Building medical workforce in communities: everyone’s business

Published 07 August 2012

nhudsonLocal communities have a vital role to play in building Australia’s rural medical workforce. That’s the message of a free public lecture to be given by the University of New England’s Professor Nicky Hudson at 6.30 pm on Wednesday 8 August in the Armidale Ex-Services Memorial Club.

“People sometimes think of the widespread lack of rural doctors as being a challenge for the government or for universities, but the truth is it’s everybody’s problem,” said Professor Hudson (pictured here), who took up the position of Professor of Innovation in Medical Education and Rural Medicine at UNE in March this year.

In her talk – her Inaugural Lecture within the New England community as a UNE Professor – Nicky Hudson will describe a program of placements she previously implemented in which a medical student lives, learns, and works for one year in regional, rural or remote NSW. She would like to see that model, referred to as “longitudinal placements”, introduced in New England.

The lecture will be titled “Building medical workforce in your community: everyone’s business”.

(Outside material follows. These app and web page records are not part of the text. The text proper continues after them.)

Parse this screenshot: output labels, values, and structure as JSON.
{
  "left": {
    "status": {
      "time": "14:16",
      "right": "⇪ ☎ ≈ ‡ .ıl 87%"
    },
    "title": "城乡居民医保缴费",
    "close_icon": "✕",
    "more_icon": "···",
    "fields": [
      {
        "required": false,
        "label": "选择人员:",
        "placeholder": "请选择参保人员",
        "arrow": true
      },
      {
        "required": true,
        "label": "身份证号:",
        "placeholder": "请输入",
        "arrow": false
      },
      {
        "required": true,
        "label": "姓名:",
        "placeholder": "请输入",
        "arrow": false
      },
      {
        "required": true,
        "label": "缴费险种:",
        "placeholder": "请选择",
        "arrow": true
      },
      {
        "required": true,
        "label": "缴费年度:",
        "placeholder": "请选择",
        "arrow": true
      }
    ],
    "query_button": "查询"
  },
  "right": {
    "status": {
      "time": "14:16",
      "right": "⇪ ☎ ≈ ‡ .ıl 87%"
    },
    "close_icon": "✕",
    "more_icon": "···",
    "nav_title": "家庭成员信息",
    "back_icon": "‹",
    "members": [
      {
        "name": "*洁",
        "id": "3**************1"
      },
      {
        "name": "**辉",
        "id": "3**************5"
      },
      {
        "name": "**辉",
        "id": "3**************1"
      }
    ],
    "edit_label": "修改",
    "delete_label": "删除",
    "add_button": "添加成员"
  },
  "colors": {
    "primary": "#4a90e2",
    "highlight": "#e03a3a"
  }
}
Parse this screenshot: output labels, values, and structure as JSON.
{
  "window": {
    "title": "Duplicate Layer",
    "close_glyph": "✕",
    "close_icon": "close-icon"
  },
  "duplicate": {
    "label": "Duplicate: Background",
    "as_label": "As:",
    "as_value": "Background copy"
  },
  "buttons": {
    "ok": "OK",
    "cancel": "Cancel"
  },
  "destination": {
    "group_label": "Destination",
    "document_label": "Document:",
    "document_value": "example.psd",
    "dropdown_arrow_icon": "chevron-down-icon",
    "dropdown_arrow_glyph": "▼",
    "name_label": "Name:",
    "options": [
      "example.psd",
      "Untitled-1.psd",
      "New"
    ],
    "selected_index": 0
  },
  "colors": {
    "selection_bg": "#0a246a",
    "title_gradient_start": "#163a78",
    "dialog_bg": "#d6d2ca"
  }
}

“We know that GPs are sometimes reluctant to accept student doctors for short placements because they don’t see the long-term benefits for their practice or the rural areas they work in,” Professor Hudson said. “The benefit of these long-term placements, when students alternate between working in hospitals and in general practice, is that once a senior student starts to become more competent they become a real asset to the doctors they’re working with – and, more importantly, to the communities they serve.”

Just as important as doctors willing to mentor rural medical students are patients willing to be treated by them, Prof Hudson continued. “If patients won’t have students in the room with them, we might as well turn around and go home,” she said.

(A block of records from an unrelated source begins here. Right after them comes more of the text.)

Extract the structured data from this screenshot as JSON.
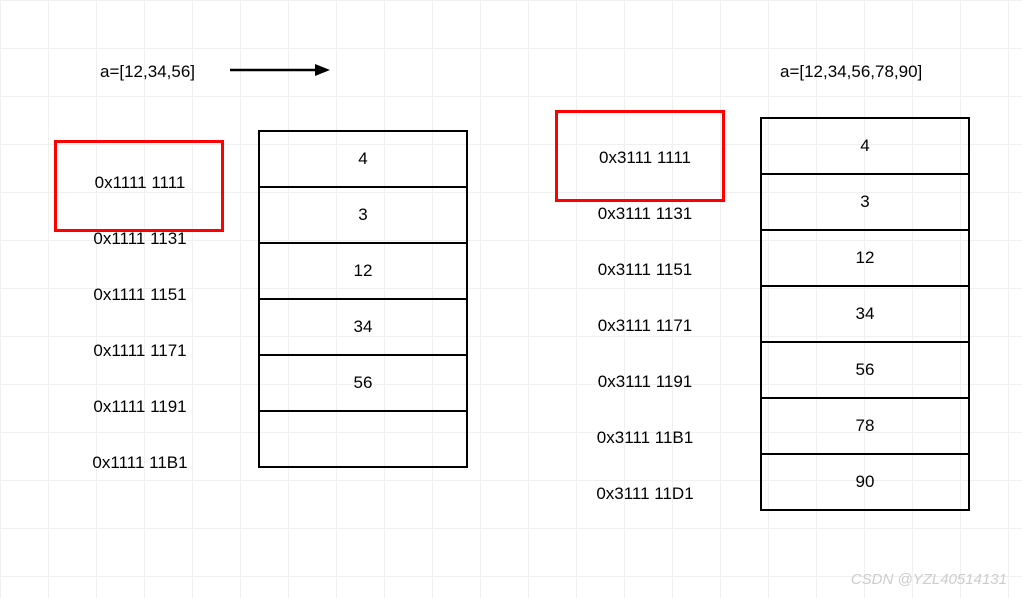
{
  "left": {
    "title": "a=[12,34,56]",
    "addresses": [
      "0x1111 1111",
      "0x1111 1131",
      "0x1111 1151",
      "0x1111 1171",
      "0x1111 1191",
      "0x1111 11B1"
    ],
    "cells": [
      "4",
      "3",
      "12",
      "34",
      "56",
      ""
    ]
  },
  "right": {
    "title": "a=[12,34,56,78,90]",
    "addresses": [
      "0x3111 1111",
      "0x3111 1131",
      "0x3111 1151",
      "0x3111 1171",
      "0x3111 1191",
      "0x3111 11B1",
      "0x3111 11D1"
    ],
    "cells": [
      "4",
      "3",
      "12",
      "34",
      "56",
      "78",
      "90"
    ]
  },
  "watermark": "CSDN @YZL40514131"
}
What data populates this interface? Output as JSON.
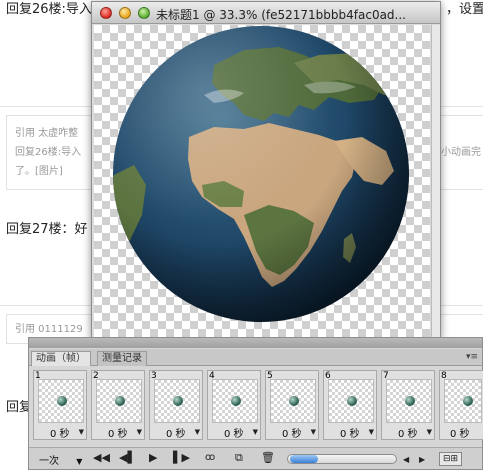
{
  "forum": {
    "reply26_full": "回复26楼:导入",
    "reply26_tail": "，设置",
    "quote1_head": "引用 太虚咋整",
    "quote1_line2": "回复26楼:导入",
    "quote1_right": "小动画完",
    "quote1_line3": "了。[图片]",
    "reply27": "回复27楼：好",
    "quote2_head": "引用 0111129",
    "reply_bottom": "回复"
  },
  "image_window": {
    "title": "未标题1 @ 33.3% (fe52171bbbb4fac0ad..."
  },
  "animation_panel": {
    "tabs": [
      "动画（帧）",
      "测量记录"
    ],
    "frames": [
      {
        "number": "1",
        "delay": "0 秒"
      },
      {
        "number": "2",
        "delay": "0 秒"
      },
      {
        "number": "3",
        "delay": "0 秒"
      },
      {
        "number": "4",
        "delay": "0 秒"
      },
      {
        "number": "5",
        "delay": "0 秒"
      },
      {
        "number": "6",
        "delay": "0 秒"
      },
      {
        "number": "7",
        "delay": "0 秒"
      },
      {
        "number": "8",
        "delay": "0 秒"
      }
    ],
    "loop": "一次",
    "icons": [
      "first-frame-icon",
      "prev-frame-icon",
      "play-icon",
      "next-frame-icon",
      "tween-icon",
      "duplicate-frame-icon",
      "delete-frame-icon",
      "convert-timeline-icon"
    ]
  },
  "colors": {
    "ocean": "#1f4768",
    "land_desert": "#c9a67e",
    "land_green": "#4f6a3a",
    "panel_bg": "#d6d6d6"
  }
}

Professor Hudson has a wealth of experience in improving access to health care for under-served populations. Her clinical background has included work in remote health with the Royal Flying Doctor Service in South Australia, in Indigenous health at the Nunkuwarrin Yunti centre in Adelaide, and as an urban GP in Adelaide. Her international work has included academic positions in Southampton and Exeter in England, and at the Fiji School of Medicine in Suva.

The lecture will be followed by drinks and canapés.